_Work instructions_. The expected output is the full set of entries, retyped verbatim, pictures excluded.

Collected data:
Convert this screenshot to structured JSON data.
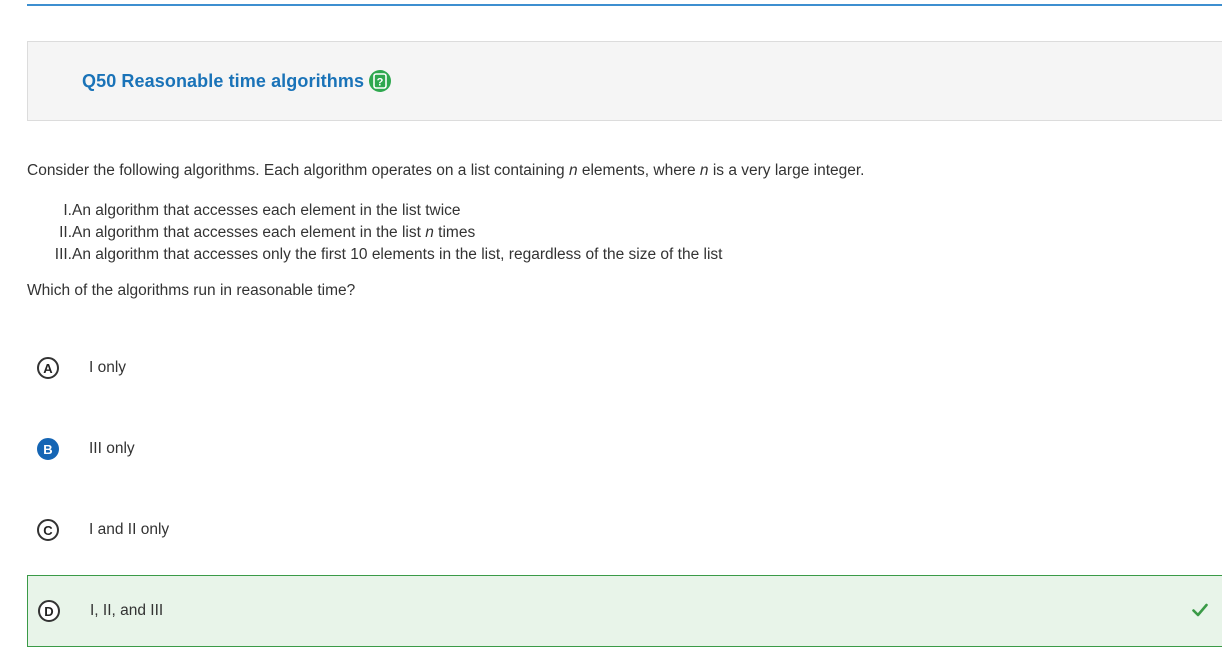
{
  "question": {
    "title": "Q50 Reasonable time algorithms",
    "help_icon": "help-icon",
    "prompt_before": "Consider the following algorithms. Each algorithm operates on a list containing ",
    "var_n": "n",
    "prompt_middle": " elements, where ",
    "prompt_after": " is a very large integer.",
    "statements": [
      {
        "num": "I.",
        "text_before": " An algorithm that accesses each element in the list twice",
        "var": "",
        "text_after": ""
      },
      {
        "num": "II.",
        "text_before": " An algorithm that accesses each element in the list ",
        "var": "n",
        "text_after": " times"
      },
      {
        "num": "III.",
        "text_before": " An algorithm that accesses only the first 10 elements in the list, regardless of the size of the list",
        "var": "",
        "text_after": ""
      }
    ],
    "ask": "Which of the algorithms run in reasonable time?"
  },
  "choices": [
    {
      "letter": "A",
      "text": "I only",
      "selected": false,
      "correct": false
    },
    {
      "letter": "B",
      "text": "III only",
      "selected": true,
      "correct": false
    },
    {
      "letter": "C",
      "text": "I and II only",
      "selected": false,
      "correct": false
    },
    {
      "letter": "D",
      "text": "I, II, and III",
      "selected": false,
      "correct": true
    }
  ],
  "colors": {
    "title": "#1a73b8",
    "help": "#2fa84f",
    "selected": "#1565b4",
    "correct_bg": "#e8f4e9",
    "correct_border": "#3a9a47",
    "check": "#3a9a47"
  },
  "icons": {
    "correct_marker": "checkmark-icon"
  }
}
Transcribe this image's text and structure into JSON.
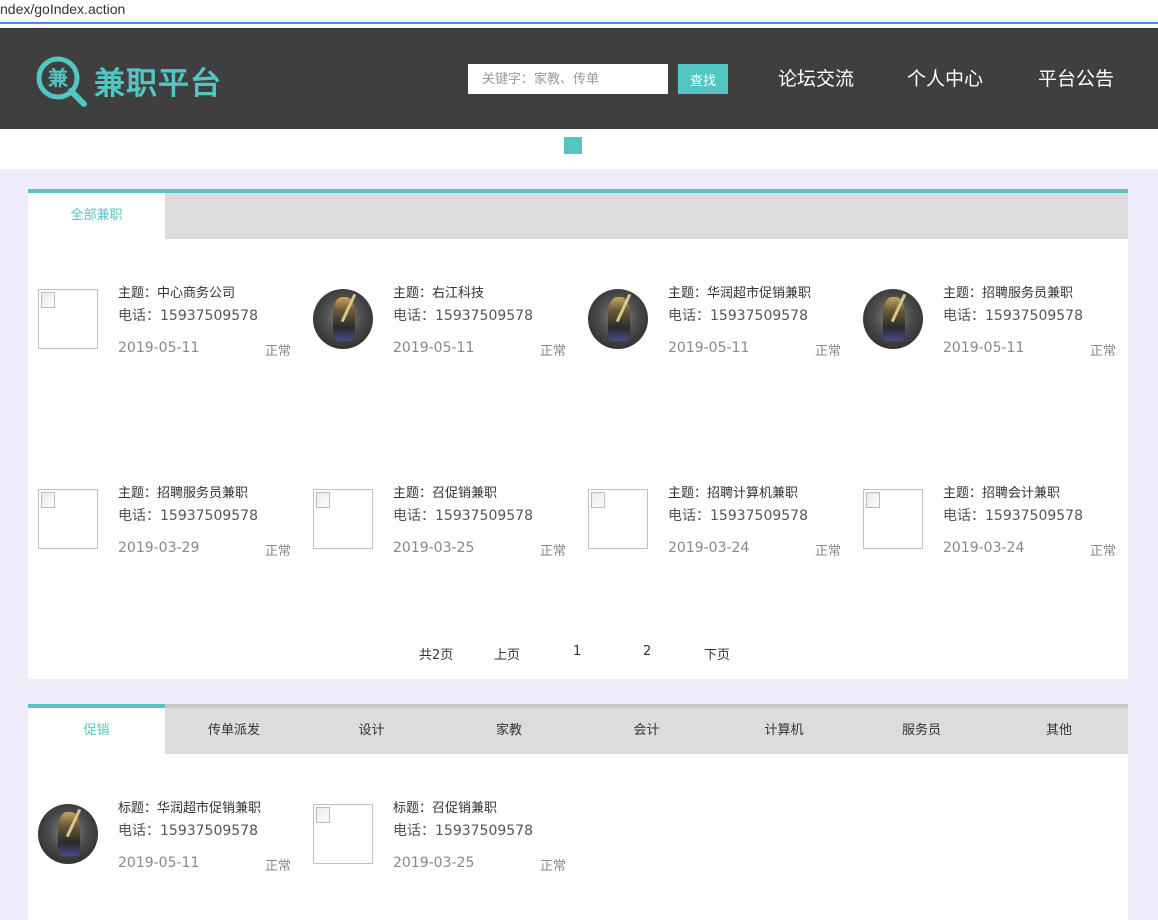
{
  "browser": {
    "url_fragment": "ndex/goIndex.action"
  },
  "header": {
    "logo_char": "兼",
    "brand": "兼职平台",
    "search_placeholder": "关键字：家教、传单",
    "search_button": "查找",
    "nav": [
      "论坛交流",
      "个人中心",
      "平台公告"
    ]
  },
  "colors": {
    "accent": "#52c6c3",
    "header_bg": "#3f3f3f",
    "band_bg": "#efecfc"
  },
  "panel1": {
    "tab": "全部兼职",
    "cards": [
      {
        "title": "主题：中心商务公司",
        "phone": "电话：15937509578",
        "date": "2019-05-11",
        "status": "正常",
        "image": "broken"
      },
      {
        "title": "主题：右江科技",
        "phone": "电话：15937509578",
        "date": "2019-05-11",
        "status": "正常",
        "image": "avatar"
      },
      {
        "title": "主题：华润超市促销兼职",
        "phone": "电话：15937509578",
        "date": "2019-05-11",
        "status": "正常",
        "image": "avatar"
      },
      {
        "title": "主题：招聘服务员兼职",
        "phone": "电话：15937509578",
        "date": "2019-05-11",
        "status": "正常",
        "image": "avatar"
      },
      {
        "title": "主题：招聘服务员兼职",
        "phone": "电话：15937509578",
        "date": "2019-03-29",
        "status": "正常",
        "image": "broken"
      },
      {
        "title": "主题：召促销兼职",
        "phone": "电话：15937509578",
        "date": "2019-03-25",
        "status": "正常",
        "image": "broken"
      },
      {
        "title": "主题：招聘计算机兼职",
        "phone": "电话：15937509578",
        "date": "2019-03-24",
        "status": "正常",
        "image": "broken"
      },
      {
        "title": "主题：招聘会计兼职",
        "phone": "电话：15937509578",
        "date": "2019-03-24",
        "status": "正常",
        "image": "broken"
      }
    ],
    "pager": {
      "total": "共2页",
      "prev": "上页",
      "page1": "1",
      "page2": "2",
      "next": "下页"
    }
  },
  "panel2": {
    "tabs": [
      "促销",
      "传单派发",
      "设计",
      "家教",
      "会计",
      "计算机",
      "服务员",
      "其他"
    ],
    "cards": [
      {
        "title": "标题：华润超市促销兼职",
        "phone": "电话：15937509578",
        "date": "2019-05-11",
        "status": "正常",
        "image": "avatar"
      },
      {
        "title": "标题：召促销兼职",
        "phone": "电话：15937509578",
        "date": "2019-03-25",
        "status": "正常",
        "image": "broken"
      }
    ]
  }
}
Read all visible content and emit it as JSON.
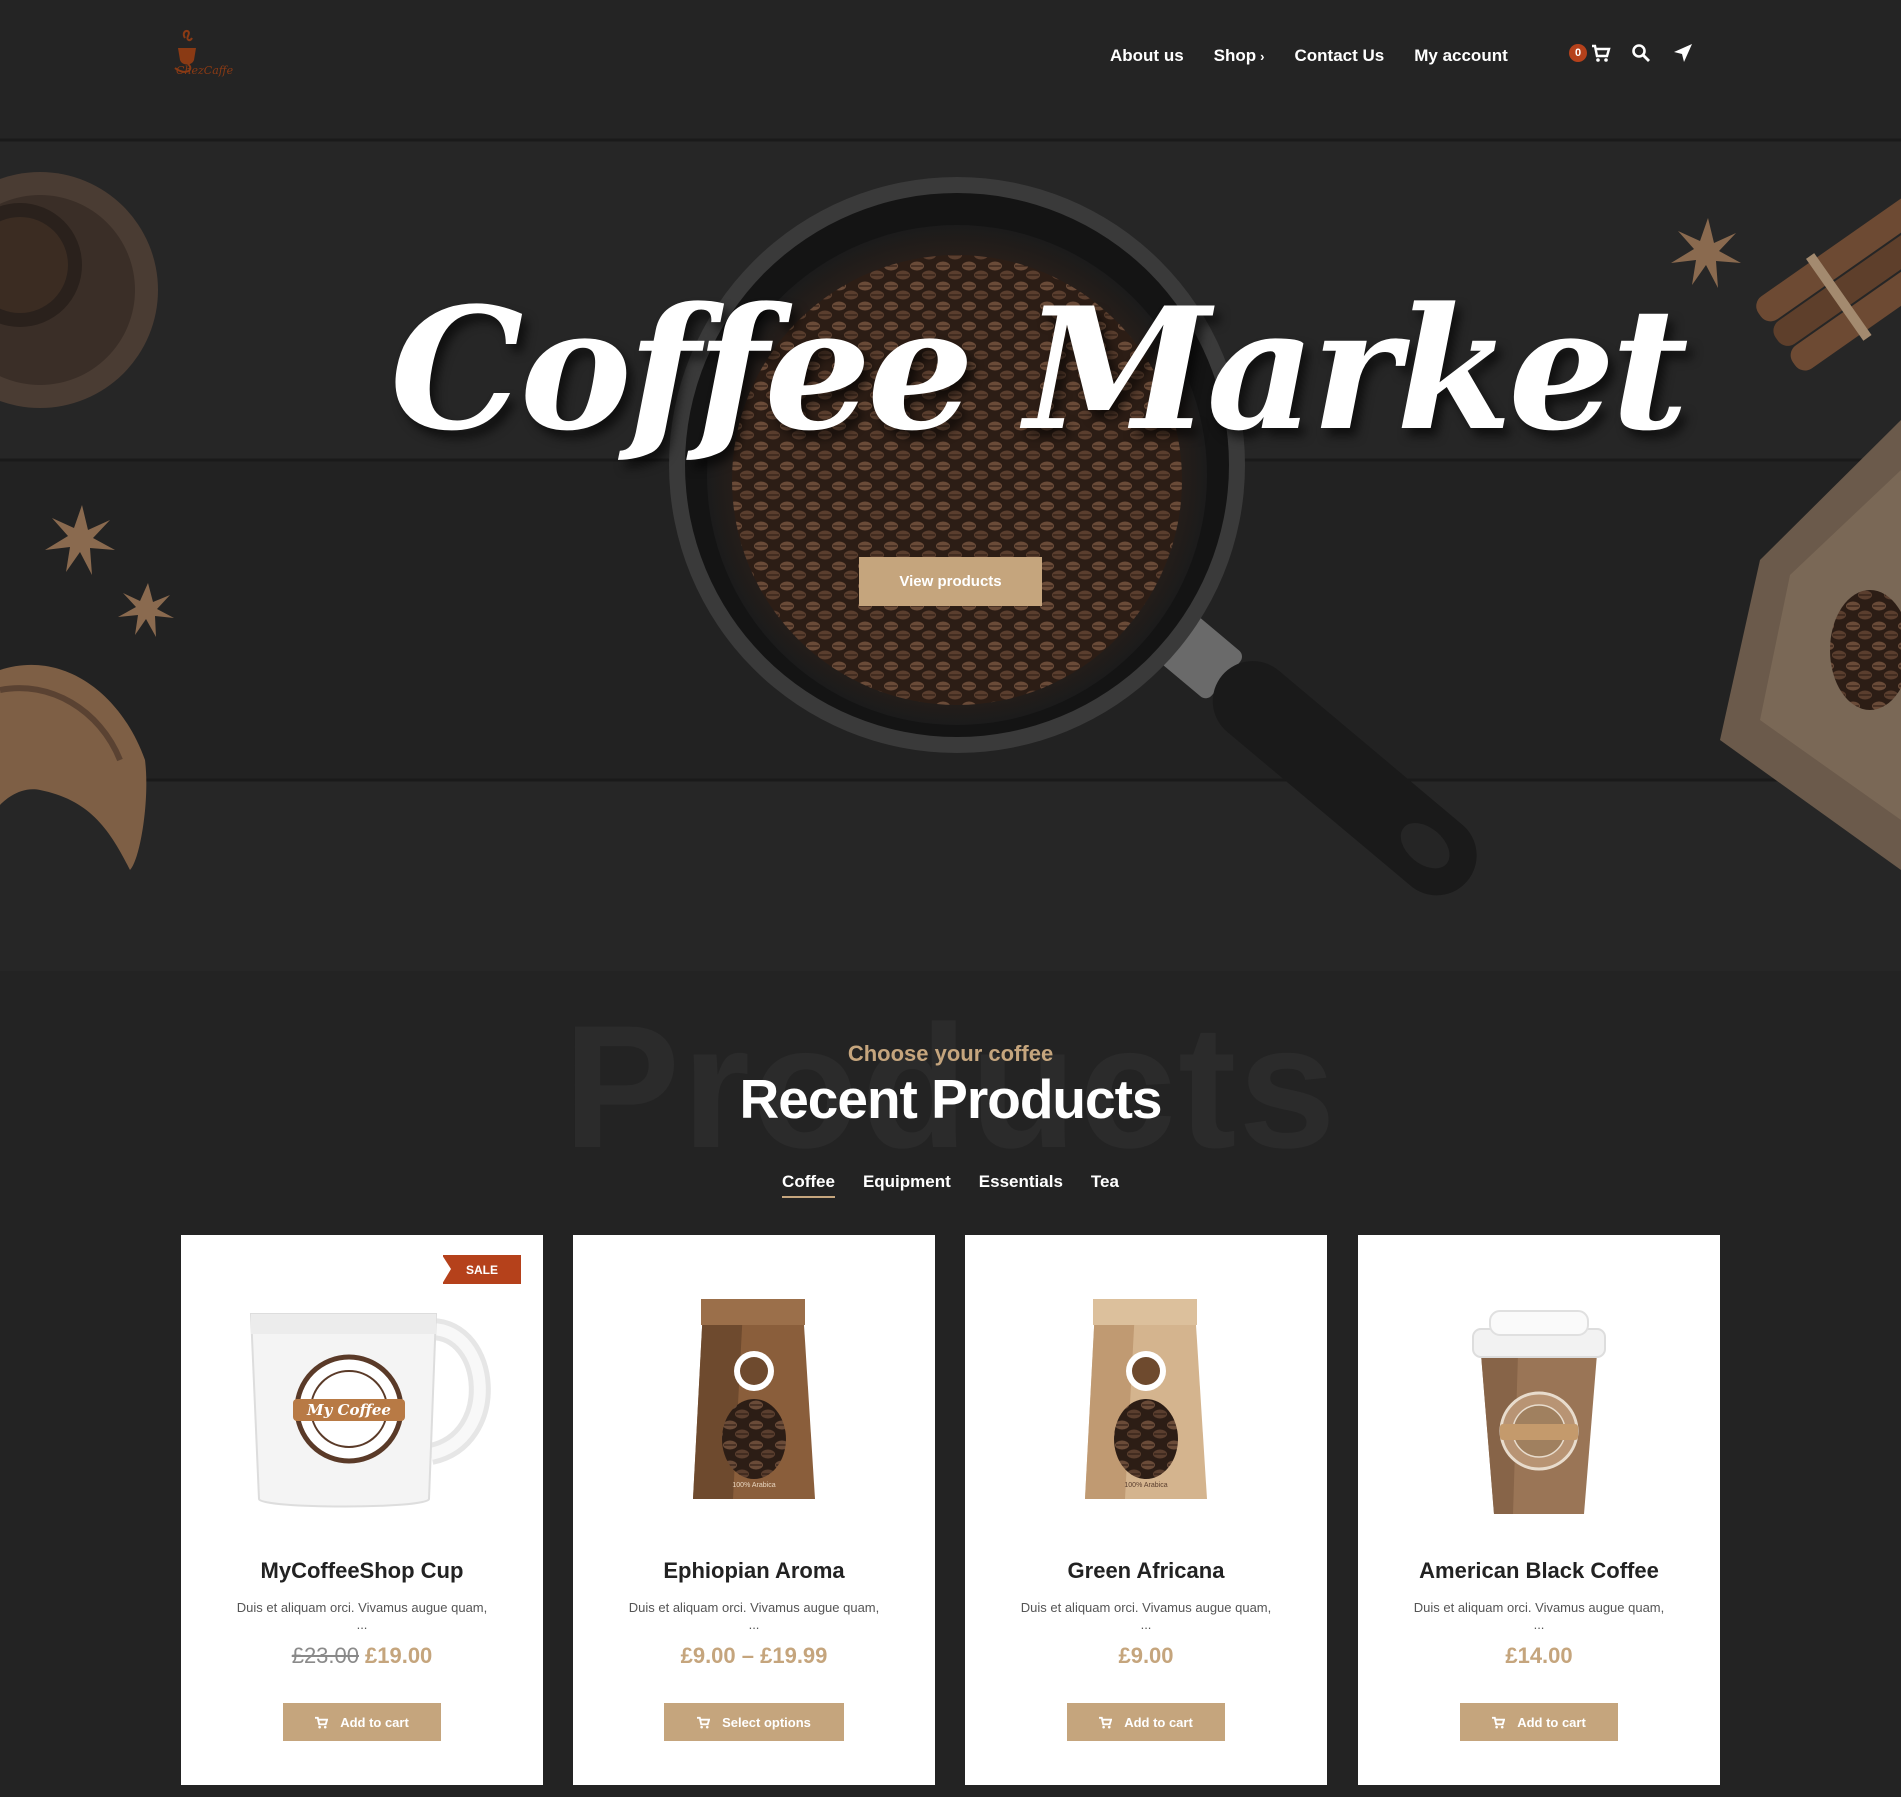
{
  "header": {
    "logo_text": "ChezCaffe",
    "nav": [
      {
        "label": "About us"
      },
      {
        "label": "Shop",
        "has_submenu": true
      },
      {
        "label": "Contact Us"
      },
      {
        "label": "My account"
      }
    ],
    "cart_count": "0",
    "icons": [
      "cart-icon",
      "search-icon",
      "location-arrow-icon"
    ]
  },
  "hero": {
    "title": "Coffee Market",
    "button_label": "View products"
  },
  "products_section": {
    "ghost_word": "Products",
    "subtitle": "Choose your coffee",
    "title": "Recent Products",
    "tabs": [
      {
        "label": "Coffee",
        "active": true
      },
      {
        "label": "Equipment",
        "active": false
      },
      {
        "label": "Essentials",
        "active": false
      },
      {
        "label": "Tea",
        "active": false
      }
    ],
    "products": [
      {
        "name": "MyCoffeeShop Cup",
        "description": "Duis et aliquam orci. Vivamus augue quam, ...",
        "old_price": "£23.00",
        "price": "£19.00",
        "badge": "SALE",
        "button_label": "Add to cart",
        "image": "white-mug"
      },
      {
        "name": "Ephiopian Aroma",
        "description": "Duis et aliquam orci. Vivamus augue quam, ...",
        "price": "£9.00 – £19.99",
        "button_label": "Select options",
        "image": "dark-coffee-bag"
      },
      {
        "name": "Green Africana",
        "description": "Duis et aliquam orci. Vivamus augue quam, ...",
        "price": "£9.00",
        "button_label": "Add to cart",
        "image": "light-coffee-bag"
      },
      {
        "name": "American Black Coffee",
        "description": "Duis et aliquam orci. Vivamus augue quam, ...",
        "price": "£14.00",
        "button_label": "Add to cart",
        "image": "paper-cup"
      }
    ],
    "product_image_labels": {
      "badge_text": "My Coffee",
      "bag_text_dark": "100% Arabica",
      "bag_text_light": "100% Arabica"
    }
  },
  "colors": {
    "accent": "#c5a57d",
    "sale": "#b5411b",
    "background": "#232323"
  }
}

_Result below_.
Convert this screenshot to structured JSON data.
{
  "question": {
    "title": "Q50 Reasonable time algorithms",
    "help_icon": "help-icon",
    "prompt_before": "Consider the following algorithms. Each algorithm operates on a list containing ",
    "var_n": "n",
    "prompt_middle": " elements, where ",
    "prompt_after": " is a very large integer.",
    "statements": [
      {
        "num": "I.",
        "text_before": " An algorithm that accesses each element in the list twice",
        "var": "",
        "text_after": ""
      },
      {
        "num": "II.",
        "text_before": " An algorithm that accesses each element in the list ",
        "var": "n",
        "text_after": " times"
      },
      {
        "num": "III.",
        "text_before": " An algorithm that accesses only the first 10 elements in the list, regardless of the size of the list",
        "var": "",
        "text_after": ""
      }
    ],
    "ask": "Which of the algorithms run in reasonable time?"
  },
  "choices": [
    {
      "letter": "A",
      "text": "I only",
      "selected": false,
      "correct": false
    },
    {
      "letter": "B",
      "text": "III only",
      "selected": true,
      "correct": false
    },
    {
      "letter": "C",
      "text": "I and II only",
      "selected": false,
      "correct": false
    },
    {
      "letter": "D",
      "text": "I, II, and III",
      "selected": false,
      "correct": true
    }
  ],
  "colors": {
    "title": "#1a73b8",
    "help": "#2fa84f",
    "selected": "#1565b4",
    "correct_bg": "#e8f4e9",
    "correct_border": "#3a9a47",
    "check": "#3a9a47"
  },
  "icons": {
    "correct_marker": "checkmark-icon"
  }
}
Transcribe this image's text and structure into JSON.
{
  "browser": {
    "url_fragment": "ndex/goIndex.action"
  },
  "header": {
    "logo_char": "兼",
    "brand": "兼职平台",
    "search_placeholder": "关键字：家教、传单",
    "search_button": "查找",
    "nav": [
      "论坛交流",
      "个人中心",
      "平台公告"
    ]
  },
  "colors": {
    "accent": "#52c6c3",
    "header_bg": "#3f3f3f",
    "band_bg": "#efecfc"
  },
  "panel1": {
    "tab": "全部兼职",
    "cards": [
      {
        "title": "主题：中心商务公司",
        "phone": "电话：15937509578",
        "date": "2019-05-11",
        "status": "正常",
        "image": "broken"
      },
      {
        "title": "主题：右江科技",
        "phone": "电话：15937509578",
        "date": "2019-05-11",
        "status": "正常",
        "image": "avatar"
      },
      {
        "title": "主题：华润超市促销兼职",
        "phone": "电话：15937509578",
        "date": "2019-05-11",
        "status": "正常",
        "image": "avatar"
      },
      {
        "title": "主题：招聘服务员兼职",
        "phone": "电话：15937509578",
        "date": "2019-05-11",
        "status": "正常",
        "image": "avatar"
      },
      {
        "title": "主题：招聘服务员兼职",
        "phone": "电话：15937509578",
        "date": "2019-03-29",
        "status": "正常",
        "image": "broken"
      },
      {
        "title": "主题：召促销兼职",
        "phone": "电话：15937509578",
        "date": "2019-03-25",
        "status": "正常",
        "image": "broken"
      },
      {
        "title": "主题：招聘计算机兼职",
        "phone": "电话：15937509578",
        "date": "2019-03-24",
        "status": "正常",
        "image": "broken"
      },
      {
        "title": "主题：招聘会计兼职",
        "phone": "电话：15937509578",
        "date": "2019-03-24",
        "status": "正常",
        "image": "broken"
      }
    ],
    "pager": {
      "total": "共2页",
      "prev": "上页",
      "page1": "1",
      "page2": "2",
      "next": "下页"
    }
  },
  "panel2": {
    "tabs": [
      "促销",
      "传单派发",
      "设计",
      "家教",
      "会计",
      "计算机",
      "服务员",
      "其他"
    ],
    "cards": [
      {
        "title": "标题：华润超市促销兼职",
        "phone": "电话：15937509578",
        "date": "2019-05-11",
        "status": "正常",
        "image": "avatar"
      },
      {
        "title": "标题：召促销兼职",
        "phone": "电话：15937509578",
        "date": "2019-03-25",
        "status": "正常",
        "image": "broken"
      }
    ]
  }
}
Read all visible content and emit it as JSON.
{
  "header": {
    "logo_text": "ChezCaffe",
    "nav": [
      {
        "label": "About us"
      },
      {
        "label": "Shop",
        "has_submenu": true
      },
      {
        "label": "Contact Us"
      },
      {
        "label": "My account"
      }
    ],
    "cart_count": "0",
    "icons": [
      "cart-icon",
      "search-icon",
      "location-arrow-icon"
    ]
  },
  "hero": {
    "title": "Coffee Market",
    "button_label": "View products"
  },
  "products_section": {
    "ghost_word": "Products",
    "subtitle": "Choose your coffee",
    "title": "Recent Products",
    "tabs": [
      {
        "label": "Coffee",
        "active": true
      },
      {
        "label": "Equipment",
        "active": false
      },
      {
        "label": "Essentials",
        "active": false
      },
      {
        "label": "Tea",
        "active": false
      }
    ],
    "products": [
      {
        "name": "MyCoffeeShop Cup",
        "description": "Duis et aliquam orci. Vivamus augue quam, ...",
        "old_price": "£23.00",
        "price": "£19.00",
        "badge": "SALE",
        "button_label": "Add to cart",
        "image": "white-mug"
      },
      {
        "name": "Ephiopian Aroma",
        "description": "Duis et aliquam orci. Vivamus augue quam, ...",
        "price": "£9.00 – £19.99",
        "button_label": "Select options",
        "image": "dark-coffee-bag"
      },
      {
        "name": "Green Africana",
        "description": "Duis et aliquam orci. Vivamus augue quam, ...",
        "price": "£9.00",
        "button_label": "Add to cart",
        "image": "light-coffee-bag"
      },
      {
        "name": "American Black Coffee",
        "description": "Duis et aliquam orci. Vivamus augue quam, ...",
        "price": "£14.00",
        "button_label": "Add to cart",
        "image": "paper-cup"
      }
    ],
    "product_image_labels": {
      "badge_text": "My Coffee",
      "bag_text_dark": "100% Arabica",
      "bag_text_light": "100% Arabica"
    }
  },
  "colors": {
    "accent": "#c5a57d",
    "sale": "#b5411b",
    "background": "#232323"
  }
}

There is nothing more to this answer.